Study finds high levels of toxins in rocks from fracking target area
University of Aberdeen team warns of groundwater risks after selenium found in shale samples.
High levels of a toxic chemical have been discovered in rock samples taken from an area of the UK targeted for shale gas extraction.
The discovery, by researchers from the University of Aberdeen, could have serious implications for companies hoping to frack in Britain.
Scientists say the significance of the discovery lies in the risk of high levels of selenium being released into groundwater during drilling or fracking operations. Selenium is found in foods such as nuts and mushrooms, but excessive levels pose a serious risk to human health.
Professor John Parnell led the study at the Bowland Shale, a geological formation in the north of England rich in shale gas.
He said: "A major factor to be considered during shale gas drilling is the accompanying water, which may contain chemicals that require careful treatment. Recently, there was widespread concern in the US when water wells near a shale drilling site were found to contain selenium at levels that exceeded the maximum amount considered safe to drink, and this was assumed to have been released from the shale during drilling.

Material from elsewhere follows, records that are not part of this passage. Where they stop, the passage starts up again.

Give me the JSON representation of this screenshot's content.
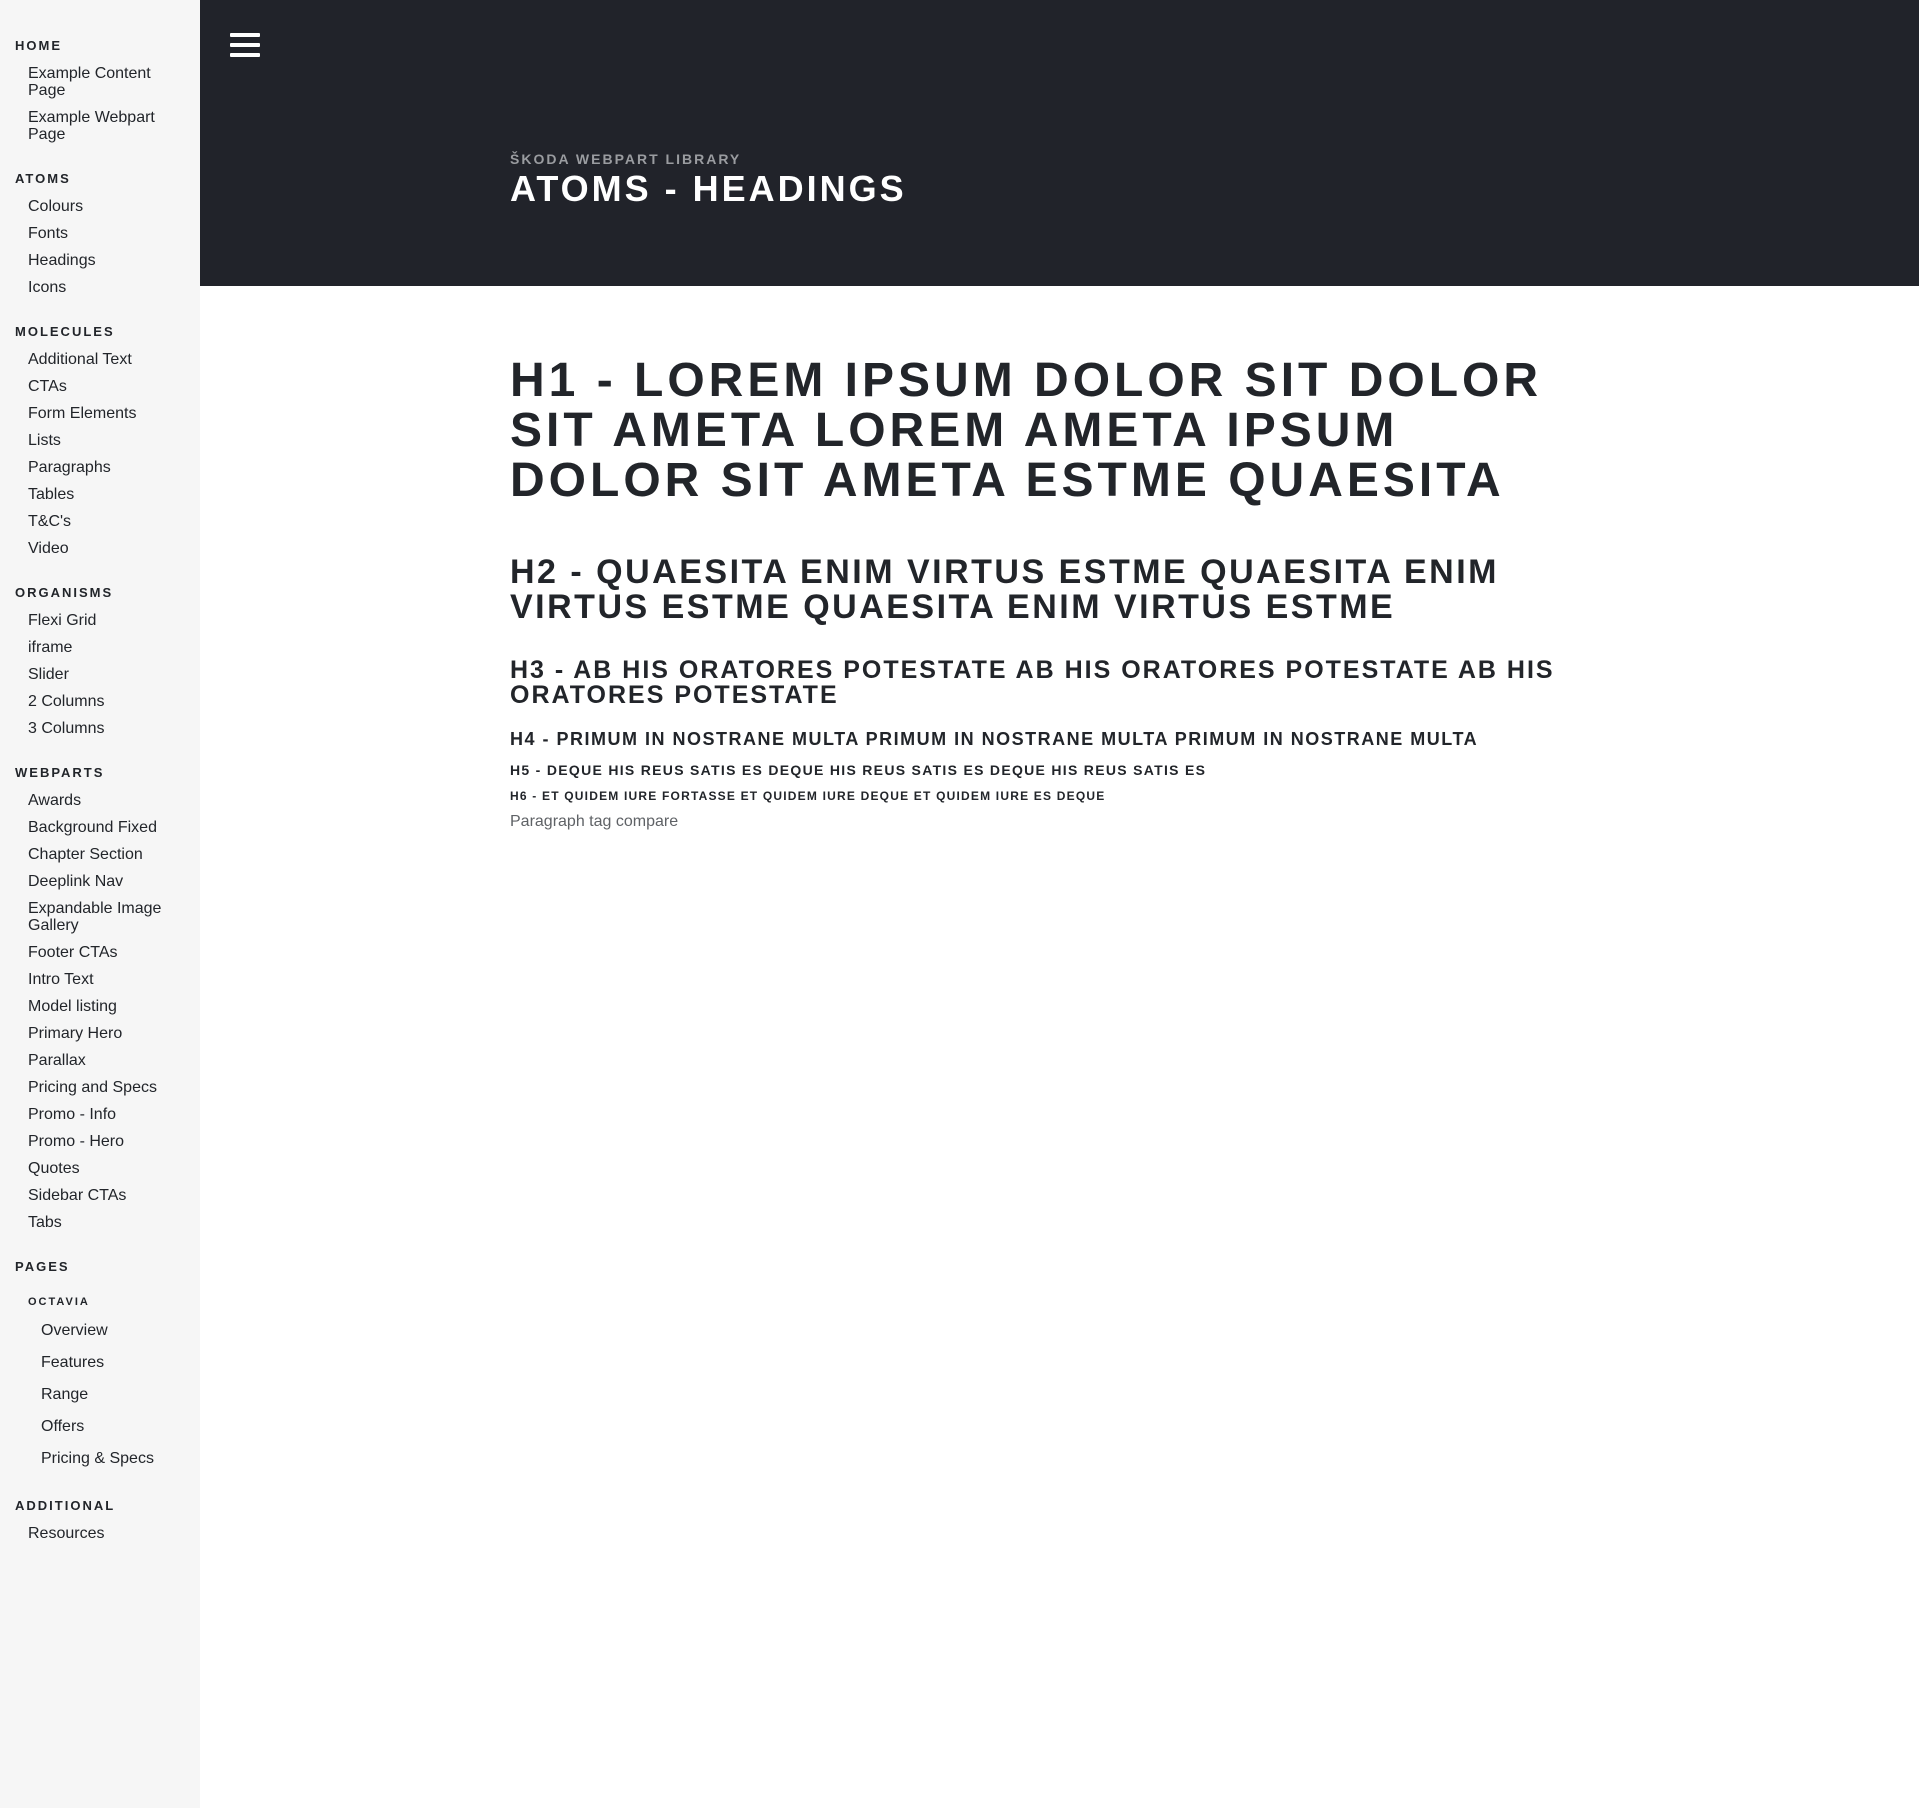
{
  "sidebar": {
    "groups": [
      {
        "heading": "Home",
        "items": [
          "Example Content Page",
          "Example Webpart Page"
        ]
      },
      {
        "heading": "Atoms",
        "items": [
          "Colours",
          "Fonts",
          "Headings",
          "Icons"
        ]
      },
      {
        "heading": "Molecules",
        "items": [
          "Additional Text",
          "CTAs",
          "Form Elements",
          "Lists",
          "Paragraphs",
          "Tables",
          "T&C's",
          "Video"
        ]
      },
      {
        "heading": "Organisms",
        "items": [
          "Flexi Grid",
          "iframe",
          "Slider",
          "2 Columns",
          "3 Columns"
        ]
      },
      {
        "heading": "Webparts",
        "items": [
          "Awards",
          "Background Fixed",
          "Chapter Section",
          "Deeplink Nav",
          "Expandable Image Gallery",
          "Footer CTAs",
          "Intro Text",
          "Model listing",
          "Primary Hero",
          "Parallax",
          "Pricing and Specs",
          "Promo - Info",
          "Promo - Hero",
          "Quotes",
          "Sidebar CTAs",
          "Tabs"
        ]
      },
      {
        "heading": "Pages",
        "items": [],
        "sub": {
          "heading": "Octavia",
          "items": [
            "Overview",
            "Features",
            "Range",
            "Offers",
            "Pricing & Specs"
          ]
        }
      },
      {
        "heading": "Additional",
        "items": [
          "Resources"
        ]
      }
    ]
  },
  "header": {
    "menu_icon": "hamburger-menu-icon",
    "eyebrow": "Škoda Webpart Library",
    "title": "Atoms - Headings",
    "background": "#21232a"
  },
  "content": {
    "h1": "H1 - Lorem ipsum dolor sit dolor sit ameta lorem ameta ipsum dolor sit ameta estme quaesita",
    "h2": "H2 - Quaesita enim virtus estme quaesita enim virtus estme quaesita enim virtus estme",
    "h3": "H3 - Ab his oratores potestate ab his oratores potestate ab his oratores potestate",
    "h4": "H4 - Primum in nostrane multa primum in nostrane multa primum in nostrane multa",
    "h5": "H5 - Deque his reus satis es deque his reus satis es deque his reus satis es",
    "h6": "H6 - et quidem iure fortasse et quidem iure deque et quidem iure es deque",
    "paragraph": "Paragraph tag compare"
  }
}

"The samples we have analysed from the Bowland Shale are some of the most selenium-rich in the British Isles, and far in excess of the levels of selenium found in the US example.
"Indeed, a number of the samples we tested exceeded the far stricter European Union limits, so it is clear that any drilling to extract shale gas in the Bowland Shale area must be carefully managed."
In addition to the UK, the study reveals similarly high levels of selenium existing in equivalent rocks in Ireland.
Despite these concerns, the study also highlights the opportunities that exist as a result of the high levels of selenium found in Bowland Shale.
Professor Parnell said: "While this is first and foremost an environmental issue, the concentration of selenium and other trace elements in extraction waters could be regarded as an opportunity.
"Selenium is a rare element for which demand is likely to increase, so there is a commercial incentive here which companies will no doubt be mindful of."